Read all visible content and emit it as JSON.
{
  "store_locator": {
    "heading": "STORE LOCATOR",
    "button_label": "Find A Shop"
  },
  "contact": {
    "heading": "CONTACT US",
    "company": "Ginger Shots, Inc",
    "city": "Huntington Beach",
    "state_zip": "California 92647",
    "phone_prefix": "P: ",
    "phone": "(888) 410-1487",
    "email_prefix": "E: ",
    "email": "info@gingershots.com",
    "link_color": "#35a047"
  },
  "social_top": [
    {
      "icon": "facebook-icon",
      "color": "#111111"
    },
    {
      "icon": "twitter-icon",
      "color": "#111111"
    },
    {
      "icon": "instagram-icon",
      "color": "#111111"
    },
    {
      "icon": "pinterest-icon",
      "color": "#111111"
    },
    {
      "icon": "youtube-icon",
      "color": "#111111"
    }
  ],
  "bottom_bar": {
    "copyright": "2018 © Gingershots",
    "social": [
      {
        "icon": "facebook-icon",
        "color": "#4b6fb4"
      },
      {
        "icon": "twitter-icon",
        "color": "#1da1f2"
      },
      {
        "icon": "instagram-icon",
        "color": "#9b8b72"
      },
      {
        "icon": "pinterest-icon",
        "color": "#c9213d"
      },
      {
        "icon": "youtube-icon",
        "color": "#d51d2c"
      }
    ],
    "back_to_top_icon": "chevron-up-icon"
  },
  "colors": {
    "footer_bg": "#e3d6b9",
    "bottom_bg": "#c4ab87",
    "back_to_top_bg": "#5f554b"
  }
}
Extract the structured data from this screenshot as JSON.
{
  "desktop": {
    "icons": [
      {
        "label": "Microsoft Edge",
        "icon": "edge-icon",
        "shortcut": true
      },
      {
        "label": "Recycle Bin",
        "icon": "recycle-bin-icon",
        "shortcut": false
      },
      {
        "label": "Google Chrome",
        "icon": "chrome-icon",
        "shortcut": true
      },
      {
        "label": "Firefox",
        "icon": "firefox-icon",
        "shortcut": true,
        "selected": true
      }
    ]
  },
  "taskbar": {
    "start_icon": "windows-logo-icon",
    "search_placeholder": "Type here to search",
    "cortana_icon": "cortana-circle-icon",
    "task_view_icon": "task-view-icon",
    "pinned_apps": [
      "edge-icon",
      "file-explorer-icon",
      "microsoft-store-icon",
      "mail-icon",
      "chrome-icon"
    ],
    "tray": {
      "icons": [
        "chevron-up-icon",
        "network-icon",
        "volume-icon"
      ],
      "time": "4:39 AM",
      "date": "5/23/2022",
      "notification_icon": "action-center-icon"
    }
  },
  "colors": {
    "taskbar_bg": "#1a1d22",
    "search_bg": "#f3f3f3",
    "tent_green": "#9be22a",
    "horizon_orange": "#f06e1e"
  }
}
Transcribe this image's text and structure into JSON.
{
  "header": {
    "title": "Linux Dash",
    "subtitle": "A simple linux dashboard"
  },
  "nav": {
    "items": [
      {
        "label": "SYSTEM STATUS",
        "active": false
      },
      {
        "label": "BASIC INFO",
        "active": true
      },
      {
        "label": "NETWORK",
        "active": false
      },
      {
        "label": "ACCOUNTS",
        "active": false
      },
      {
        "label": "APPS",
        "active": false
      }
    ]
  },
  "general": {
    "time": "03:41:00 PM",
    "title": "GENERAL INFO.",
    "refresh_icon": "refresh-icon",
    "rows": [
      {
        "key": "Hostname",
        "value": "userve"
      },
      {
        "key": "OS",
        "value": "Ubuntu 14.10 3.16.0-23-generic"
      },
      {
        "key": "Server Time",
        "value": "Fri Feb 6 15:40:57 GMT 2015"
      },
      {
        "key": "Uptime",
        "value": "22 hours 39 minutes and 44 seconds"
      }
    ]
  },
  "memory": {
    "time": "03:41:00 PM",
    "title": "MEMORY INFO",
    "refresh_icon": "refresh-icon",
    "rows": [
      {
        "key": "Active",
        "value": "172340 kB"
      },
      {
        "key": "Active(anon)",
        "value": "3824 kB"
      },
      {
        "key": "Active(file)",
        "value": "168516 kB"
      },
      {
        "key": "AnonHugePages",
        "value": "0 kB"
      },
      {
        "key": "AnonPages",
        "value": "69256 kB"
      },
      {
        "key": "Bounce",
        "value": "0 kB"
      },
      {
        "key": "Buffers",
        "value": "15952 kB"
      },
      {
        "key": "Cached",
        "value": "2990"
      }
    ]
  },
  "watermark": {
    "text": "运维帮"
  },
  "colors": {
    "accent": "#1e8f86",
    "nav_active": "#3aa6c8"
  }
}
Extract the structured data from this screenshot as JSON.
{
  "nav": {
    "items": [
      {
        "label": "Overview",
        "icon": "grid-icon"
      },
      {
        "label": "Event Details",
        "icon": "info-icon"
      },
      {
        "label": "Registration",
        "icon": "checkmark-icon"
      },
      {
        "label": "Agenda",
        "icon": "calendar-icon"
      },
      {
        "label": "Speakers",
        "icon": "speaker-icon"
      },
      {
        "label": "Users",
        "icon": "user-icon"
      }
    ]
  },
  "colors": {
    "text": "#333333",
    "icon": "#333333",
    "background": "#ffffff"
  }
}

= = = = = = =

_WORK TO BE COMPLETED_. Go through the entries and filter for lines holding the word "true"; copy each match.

_RESPONSE TO THE EXERCISE_.
        "shortcut": true
        "shortcut": true
        "shortcut": true,
        "selected": true
        "active": true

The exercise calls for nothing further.